Dataset records:
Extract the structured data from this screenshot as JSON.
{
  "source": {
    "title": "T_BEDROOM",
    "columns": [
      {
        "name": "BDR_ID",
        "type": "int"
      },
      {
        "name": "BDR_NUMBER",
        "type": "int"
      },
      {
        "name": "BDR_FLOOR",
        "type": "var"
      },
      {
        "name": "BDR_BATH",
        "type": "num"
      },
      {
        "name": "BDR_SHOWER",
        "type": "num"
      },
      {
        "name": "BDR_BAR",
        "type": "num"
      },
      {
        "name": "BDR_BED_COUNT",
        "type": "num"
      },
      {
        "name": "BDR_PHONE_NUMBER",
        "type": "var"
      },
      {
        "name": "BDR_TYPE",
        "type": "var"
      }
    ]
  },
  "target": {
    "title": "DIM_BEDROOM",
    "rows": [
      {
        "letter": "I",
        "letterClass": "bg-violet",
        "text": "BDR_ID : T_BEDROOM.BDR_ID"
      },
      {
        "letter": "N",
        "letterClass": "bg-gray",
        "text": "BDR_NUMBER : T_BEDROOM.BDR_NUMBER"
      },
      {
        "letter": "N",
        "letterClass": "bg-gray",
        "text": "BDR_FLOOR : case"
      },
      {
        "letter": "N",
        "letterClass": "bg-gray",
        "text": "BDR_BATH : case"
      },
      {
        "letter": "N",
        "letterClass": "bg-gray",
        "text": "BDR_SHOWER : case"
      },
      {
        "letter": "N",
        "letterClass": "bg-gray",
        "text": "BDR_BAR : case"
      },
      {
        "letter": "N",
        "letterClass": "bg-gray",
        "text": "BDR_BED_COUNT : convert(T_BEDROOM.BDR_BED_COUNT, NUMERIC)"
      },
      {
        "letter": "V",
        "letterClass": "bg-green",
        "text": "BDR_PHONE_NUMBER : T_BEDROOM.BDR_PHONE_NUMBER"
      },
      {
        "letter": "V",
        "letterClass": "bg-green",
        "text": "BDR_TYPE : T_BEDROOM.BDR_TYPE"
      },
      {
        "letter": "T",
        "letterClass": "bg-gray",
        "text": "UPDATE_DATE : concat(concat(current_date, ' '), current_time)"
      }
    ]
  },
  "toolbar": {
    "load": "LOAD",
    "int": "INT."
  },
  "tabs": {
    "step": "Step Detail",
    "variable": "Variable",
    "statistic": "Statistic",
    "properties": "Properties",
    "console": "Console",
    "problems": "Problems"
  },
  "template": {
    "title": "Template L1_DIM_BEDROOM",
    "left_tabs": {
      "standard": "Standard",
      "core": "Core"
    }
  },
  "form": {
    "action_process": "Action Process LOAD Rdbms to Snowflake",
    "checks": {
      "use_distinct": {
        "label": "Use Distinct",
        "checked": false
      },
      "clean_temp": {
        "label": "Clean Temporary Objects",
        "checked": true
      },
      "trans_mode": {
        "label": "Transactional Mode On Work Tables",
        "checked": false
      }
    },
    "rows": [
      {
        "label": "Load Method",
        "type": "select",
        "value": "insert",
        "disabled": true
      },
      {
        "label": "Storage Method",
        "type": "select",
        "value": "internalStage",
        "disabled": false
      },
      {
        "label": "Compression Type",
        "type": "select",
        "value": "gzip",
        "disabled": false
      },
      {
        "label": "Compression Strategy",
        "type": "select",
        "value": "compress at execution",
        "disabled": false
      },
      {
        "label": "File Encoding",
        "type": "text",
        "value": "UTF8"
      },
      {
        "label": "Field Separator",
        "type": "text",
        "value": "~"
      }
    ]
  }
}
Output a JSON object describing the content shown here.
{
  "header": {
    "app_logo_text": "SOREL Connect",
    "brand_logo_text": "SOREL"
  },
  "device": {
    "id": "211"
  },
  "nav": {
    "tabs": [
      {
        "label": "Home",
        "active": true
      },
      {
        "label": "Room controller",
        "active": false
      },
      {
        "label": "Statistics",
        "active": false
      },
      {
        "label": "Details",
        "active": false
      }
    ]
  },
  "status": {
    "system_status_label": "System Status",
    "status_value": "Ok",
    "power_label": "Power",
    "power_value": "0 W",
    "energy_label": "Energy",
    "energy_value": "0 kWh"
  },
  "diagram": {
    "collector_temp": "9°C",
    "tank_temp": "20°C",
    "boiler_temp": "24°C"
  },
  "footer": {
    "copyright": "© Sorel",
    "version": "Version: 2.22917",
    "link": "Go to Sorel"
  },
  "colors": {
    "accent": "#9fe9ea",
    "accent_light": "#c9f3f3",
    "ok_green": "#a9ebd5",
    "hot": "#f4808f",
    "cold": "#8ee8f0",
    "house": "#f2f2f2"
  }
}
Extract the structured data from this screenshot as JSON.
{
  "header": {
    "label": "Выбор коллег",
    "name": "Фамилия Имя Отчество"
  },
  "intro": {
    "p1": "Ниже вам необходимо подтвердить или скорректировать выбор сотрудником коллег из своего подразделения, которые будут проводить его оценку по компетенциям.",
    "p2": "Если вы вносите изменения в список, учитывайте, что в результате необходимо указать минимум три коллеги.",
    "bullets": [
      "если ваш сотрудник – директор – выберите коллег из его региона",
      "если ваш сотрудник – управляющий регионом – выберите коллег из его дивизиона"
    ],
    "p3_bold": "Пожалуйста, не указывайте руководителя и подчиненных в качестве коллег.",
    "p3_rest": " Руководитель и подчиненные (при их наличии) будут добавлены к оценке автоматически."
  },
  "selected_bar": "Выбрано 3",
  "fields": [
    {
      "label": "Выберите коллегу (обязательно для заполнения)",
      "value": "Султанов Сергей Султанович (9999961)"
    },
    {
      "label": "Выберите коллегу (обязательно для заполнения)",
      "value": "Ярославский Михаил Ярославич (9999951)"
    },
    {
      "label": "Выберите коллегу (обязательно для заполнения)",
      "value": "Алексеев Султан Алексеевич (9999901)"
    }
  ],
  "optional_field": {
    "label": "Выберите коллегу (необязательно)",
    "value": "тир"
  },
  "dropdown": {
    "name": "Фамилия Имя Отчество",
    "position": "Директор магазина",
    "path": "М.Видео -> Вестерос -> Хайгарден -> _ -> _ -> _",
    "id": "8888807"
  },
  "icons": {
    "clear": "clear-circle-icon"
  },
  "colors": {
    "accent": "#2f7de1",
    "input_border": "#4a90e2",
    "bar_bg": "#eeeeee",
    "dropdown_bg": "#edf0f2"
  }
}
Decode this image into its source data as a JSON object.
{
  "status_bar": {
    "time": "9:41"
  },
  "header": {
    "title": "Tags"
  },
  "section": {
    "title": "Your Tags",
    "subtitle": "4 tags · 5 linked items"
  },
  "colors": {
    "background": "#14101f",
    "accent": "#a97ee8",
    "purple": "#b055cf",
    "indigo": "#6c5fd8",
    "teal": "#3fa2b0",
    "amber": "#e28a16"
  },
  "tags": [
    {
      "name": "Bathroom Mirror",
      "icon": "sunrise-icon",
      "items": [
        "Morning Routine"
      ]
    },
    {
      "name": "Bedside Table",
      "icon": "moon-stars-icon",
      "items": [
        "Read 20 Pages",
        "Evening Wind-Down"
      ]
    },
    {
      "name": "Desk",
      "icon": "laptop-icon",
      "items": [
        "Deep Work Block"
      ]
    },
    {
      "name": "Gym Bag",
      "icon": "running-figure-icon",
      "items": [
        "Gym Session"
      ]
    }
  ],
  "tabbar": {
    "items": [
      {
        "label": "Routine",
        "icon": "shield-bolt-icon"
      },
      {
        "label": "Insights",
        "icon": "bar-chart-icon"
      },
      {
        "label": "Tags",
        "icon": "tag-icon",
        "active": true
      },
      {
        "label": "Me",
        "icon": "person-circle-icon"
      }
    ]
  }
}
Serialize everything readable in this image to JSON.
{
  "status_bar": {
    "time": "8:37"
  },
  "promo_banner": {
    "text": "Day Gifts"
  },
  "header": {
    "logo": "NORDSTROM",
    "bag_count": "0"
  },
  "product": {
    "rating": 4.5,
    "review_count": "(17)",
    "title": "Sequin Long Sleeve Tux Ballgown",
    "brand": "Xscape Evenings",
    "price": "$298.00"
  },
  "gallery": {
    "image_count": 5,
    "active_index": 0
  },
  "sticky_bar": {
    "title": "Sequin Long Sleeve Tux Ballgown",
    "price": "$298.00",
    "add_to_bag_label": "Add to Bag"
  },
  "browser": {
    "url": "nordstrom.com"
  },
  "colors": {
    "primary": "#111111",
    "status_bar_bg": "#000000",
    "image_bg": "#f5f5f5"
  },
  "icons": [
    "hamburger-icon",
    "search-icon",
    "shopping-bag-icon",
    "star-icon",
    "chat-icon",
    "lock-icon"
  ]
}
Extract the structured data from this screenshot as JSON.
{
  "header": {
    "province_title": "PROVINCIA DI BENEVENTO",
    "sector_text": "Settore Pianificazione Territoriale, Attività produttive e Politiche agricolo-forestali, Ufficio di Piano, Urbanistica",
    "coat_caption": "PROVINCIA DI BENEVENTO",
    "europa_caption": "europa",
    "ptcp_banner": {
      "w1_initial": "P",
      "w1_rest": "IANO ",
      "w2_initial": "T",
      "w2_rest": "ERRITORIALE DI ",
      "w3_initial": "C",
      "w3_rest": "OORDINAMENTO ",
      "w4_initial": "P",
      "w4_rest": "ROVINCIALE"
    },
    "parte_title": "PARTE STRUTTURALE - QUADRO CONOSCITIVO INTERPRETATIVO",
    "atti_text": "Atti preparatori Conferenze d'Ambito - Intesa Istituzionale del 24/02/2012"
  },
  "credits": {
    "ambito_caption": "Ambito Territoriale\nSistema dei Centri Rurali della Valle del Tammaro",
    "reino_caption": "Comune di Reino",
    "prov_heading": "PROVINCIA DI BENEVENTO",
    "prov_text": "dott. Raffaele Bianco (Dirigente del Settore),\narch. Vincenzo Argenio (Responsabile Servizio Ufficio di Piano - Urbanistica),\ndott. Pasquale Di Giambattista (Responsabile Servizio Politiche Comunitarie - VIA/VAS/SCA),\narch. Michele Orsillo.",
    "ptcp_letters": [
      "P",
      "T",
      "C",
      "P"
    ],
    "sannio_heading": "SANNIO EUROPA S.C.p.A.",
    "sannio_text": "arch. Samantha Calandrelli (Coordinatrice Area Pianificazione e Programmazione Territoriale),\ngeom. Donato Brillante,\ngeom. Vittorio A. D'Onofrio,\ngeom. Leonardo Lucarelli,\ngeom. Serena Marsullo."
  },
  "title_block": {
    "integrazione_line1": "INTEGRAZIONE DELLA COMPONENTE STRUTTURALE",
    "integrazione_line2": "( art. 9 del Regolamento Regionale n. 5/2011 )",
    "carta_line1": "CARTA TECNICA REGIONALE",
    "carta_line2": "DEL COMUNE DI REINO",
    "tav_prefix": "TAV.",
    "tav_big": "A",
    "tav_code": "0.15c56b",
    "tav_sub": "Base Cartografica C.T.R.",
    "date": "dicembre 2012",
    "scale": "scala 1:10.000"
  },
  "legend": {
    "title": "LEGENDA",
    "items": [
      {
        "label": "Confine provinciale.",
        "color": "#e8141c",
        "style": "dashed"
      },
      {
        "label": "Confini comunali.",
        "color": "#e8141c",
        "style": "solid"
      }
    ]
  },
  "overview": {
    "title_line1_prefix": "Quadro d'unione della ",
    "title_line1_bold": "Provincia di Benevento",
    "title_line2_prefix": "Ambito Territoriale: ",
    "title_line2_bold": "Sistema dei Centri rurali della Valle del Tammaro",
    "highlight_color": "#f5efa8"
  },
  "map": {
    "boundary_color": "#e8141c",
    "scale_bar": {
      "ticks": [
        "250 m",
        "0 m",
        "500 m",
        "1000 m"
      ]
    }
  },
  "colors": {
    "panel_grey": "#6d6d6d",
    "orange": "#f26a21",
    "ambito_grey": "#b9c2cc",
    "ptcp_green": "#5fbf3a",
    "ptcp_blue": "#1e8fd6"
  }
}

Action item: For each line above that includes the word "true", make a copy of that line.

Solution:
        "checked": true
        "disabled": true
        "active": true
        "active": true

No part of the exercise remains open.